● **Data provided**

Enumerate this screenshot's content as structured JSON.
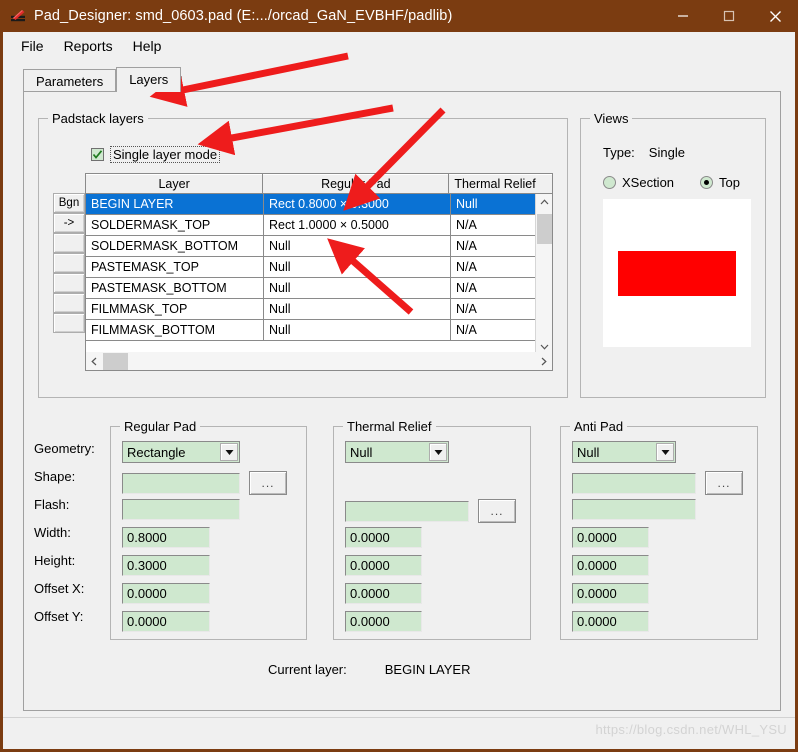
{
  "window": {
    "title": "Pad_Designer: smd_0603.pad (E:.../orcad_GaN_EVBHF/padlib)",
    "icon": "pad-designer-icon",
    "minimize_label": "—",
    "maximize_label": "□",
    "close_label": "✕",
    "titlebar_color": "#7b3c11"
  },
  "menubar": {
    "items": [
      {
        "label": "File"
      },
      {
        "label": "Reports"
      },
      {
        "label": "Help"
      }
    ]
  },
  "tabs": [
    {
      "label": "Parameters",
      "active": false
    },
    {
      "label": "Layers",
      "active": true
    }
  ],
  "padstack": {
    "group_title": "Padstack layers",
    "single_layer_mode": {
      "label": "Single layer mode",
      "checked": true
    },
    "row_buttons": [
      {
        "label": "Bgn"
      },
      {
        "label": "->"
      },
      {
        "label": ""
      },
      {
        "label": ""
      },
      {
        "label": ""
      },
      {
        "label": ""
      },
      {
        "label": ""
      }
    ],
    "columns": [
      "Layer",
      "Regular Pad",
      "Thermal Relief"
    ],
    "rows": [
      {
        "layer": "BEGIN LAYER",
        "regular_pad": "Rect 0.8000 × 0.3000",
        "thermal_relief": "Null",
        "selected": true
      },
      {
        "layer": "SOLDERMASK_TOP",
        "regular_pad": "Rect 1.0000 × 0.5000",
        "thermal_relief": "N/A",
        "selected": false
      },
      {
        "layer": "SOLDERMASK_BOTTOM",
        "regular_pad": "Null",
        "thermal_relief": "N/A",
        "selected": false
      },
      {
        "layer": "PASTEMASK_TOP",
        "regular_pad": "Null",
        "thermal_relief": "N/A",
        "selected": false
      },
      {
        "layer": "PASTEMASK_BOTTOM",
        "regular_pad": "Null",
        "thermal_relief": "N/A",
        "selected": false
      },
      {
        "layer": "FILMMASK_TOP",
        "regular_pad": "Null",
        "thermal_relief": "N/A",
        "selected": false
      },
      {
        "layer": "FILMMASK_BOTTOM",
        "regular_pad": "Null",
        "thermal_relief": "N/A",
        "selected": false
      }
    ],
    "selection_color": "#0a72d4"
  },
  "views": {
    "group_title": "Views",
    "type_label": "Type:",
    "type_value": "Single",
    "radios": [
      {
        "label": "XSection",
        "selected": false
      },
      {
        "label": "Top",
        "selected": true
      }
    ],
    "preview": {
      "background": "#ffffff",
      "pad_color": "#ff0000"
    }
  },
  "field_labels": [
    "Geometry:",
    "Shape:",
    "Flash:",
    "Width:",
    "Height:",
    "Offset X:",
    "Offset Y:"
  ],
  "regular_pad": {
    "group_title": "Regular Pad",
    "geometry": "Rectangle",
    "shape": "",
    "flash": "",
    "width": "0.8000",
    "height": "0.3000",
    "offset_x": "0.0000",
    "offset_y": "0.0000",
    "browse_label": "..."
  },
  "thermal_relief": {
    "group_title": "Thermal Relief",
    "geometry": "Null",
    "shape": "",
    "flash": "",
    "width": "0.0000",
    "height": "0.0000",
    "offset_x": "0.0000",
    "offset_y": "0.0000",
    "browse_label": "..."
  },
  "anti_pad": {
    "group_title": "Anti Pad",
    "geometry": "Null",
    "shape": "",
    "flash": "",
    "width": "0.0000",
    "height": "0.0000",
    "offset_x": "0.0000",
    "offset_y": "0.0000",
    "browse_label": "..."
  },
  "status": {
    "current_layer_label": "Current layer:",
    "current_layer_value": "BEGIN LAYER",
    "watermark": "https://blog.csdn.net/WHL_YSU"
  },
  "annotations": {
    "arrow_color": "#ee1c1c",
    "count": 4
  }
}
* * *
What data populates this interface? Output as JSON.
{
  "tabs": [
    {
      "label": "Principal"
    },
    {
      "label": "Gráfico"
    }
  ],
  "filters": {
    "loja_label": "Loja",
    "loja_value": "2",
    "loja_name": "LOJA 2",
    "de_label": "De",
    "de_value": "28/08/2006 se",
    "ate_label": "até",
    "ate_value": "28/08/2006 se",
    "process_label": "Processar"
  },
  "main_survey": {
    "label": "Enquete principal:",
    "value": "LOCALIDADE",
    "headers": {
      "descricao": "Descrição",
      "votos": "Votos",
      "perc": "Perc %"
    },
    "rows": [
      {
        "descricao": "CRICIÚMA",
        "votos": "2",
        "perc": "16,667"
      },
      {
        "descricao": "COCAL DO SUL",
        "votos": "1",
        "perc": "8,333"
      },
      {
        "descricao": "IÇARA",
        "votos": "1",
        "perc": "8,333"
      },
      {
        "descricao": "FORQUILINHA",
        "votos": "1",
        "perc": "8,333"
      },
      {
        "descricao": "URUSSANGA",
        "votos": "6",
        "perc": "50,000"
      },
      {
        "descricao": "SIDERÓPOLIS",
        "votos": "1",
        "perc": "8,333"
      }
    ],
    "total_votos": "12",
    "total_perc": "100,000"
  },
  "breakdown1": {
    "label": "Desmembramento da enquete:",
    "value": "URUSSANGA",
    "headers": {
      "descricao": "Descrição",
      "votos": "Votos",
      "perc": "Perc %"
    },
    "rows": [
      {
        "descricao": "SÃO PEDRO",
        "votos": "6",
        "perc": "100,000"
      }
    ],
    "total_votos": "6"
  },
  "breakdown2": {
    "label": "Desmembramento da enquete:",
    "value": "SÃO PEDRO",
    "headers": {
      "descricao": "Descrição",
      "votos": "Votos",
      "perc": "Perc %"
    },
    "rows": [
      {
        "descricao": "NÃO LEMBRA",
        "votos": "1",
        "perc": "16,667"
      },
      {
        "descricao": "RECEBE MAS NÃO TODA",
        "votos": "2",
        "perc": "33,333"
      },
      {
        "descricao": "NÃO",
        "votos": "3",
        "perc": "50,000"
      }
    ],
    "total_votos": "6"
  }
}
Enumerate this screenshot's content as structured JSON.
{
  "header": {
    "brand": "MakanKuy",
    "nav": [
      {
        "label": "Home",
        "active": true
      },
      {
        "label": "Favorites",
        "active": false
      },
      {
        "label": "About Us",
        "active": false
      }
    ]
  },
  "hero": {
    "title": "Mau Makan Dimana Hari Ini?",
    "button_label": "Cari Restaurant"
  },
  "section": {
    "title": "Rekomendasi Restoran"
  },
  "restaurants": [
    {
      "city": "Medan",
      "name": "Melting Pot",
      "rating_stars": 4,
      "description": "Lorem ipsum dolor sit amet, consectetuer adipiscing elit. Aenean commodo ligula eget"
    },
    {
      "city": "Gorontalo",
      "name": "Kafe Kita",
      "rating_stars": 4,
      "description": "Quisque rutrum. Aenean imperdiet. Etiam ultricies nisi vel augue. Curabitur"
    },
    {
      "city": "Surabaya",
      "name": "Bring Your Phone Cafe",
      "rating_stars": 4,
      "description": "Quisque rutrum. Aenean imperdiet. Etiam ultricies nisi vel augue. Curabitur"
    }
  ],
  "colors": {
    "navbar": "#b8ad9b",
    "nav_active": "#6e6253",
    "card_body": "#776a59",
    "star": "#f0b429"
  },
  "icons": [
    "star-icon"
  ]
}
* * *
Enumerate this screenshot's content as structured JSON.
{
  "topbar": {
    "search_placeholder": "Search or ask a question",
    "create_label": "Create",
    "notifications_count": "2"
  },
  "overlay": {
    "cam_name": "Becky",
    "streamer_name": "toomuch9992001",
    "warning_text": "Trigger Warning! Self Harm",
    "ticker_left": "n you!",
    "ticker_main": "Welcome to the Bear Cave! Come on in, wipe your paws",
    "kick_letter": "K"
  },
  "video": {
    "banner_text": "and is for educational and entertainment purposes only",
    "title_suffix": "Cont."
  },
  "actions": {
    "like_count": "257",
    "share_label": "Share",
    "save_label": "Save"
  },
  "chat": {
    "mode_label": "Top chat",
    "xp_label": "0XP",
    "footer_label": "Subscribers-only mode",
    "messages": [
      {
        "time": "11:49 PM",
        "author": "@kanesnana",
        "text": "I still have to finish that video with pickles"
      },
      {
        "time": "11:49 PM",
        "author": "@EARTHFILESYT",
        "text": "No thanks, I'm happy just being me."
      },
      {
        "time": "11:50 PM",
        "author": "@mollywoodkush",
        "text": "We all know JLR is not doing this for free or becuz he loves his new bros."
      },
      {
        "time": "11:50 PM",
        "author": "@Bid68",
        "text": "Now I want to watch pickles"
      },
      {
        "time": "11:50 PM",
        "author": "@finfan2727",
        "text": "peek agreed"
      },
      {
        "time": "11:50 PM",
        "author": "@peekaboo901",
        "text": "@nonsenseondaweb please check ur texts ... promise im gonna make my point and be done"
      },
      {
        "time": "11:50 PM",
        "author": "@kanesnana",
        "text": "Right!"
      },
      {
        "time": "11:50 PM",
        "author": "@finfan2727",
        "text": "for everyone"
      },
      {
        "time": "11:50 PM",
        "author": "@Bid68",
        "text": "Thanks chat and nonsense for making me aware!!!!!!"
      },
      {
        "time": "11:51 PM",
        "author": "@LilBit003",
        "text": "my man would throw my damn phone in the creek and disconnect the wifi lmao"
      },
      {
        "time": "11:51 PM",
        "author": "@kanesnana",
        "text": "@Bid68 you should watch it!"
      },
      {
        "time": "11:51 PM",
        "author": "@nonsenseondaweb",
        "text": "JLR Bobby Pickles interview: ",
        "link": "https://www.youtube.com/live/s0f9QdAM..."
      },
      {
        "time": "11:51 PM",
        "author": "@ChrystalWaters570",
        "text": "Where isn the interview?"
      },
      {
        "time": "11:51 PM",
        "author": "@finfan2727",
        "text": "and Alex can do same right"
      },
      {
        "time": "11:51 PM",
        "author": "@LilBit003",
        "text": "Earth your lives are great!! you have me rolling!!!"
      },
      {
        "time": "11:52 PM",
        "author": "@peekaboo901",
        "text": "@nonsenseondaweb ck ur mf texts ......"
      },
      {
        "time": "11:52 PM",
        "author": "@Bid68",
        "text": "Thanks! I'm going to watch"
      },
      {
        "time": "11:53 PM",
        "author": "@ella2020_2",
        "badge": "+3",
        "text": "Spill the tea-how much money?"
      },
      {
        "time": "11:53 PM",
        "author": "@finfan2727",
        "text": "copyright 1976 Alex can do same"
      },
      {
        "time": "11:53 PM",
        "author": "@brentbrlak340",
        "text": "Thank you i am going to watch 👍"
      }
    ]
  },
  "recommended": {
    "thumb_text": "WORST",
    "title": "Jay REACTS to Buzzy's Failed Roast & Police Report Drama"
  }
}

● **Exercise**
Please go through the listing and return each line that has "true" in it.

● **Response area**
      "active": true
      "checked": true
        "selected": true
        "selected": true
        "active": true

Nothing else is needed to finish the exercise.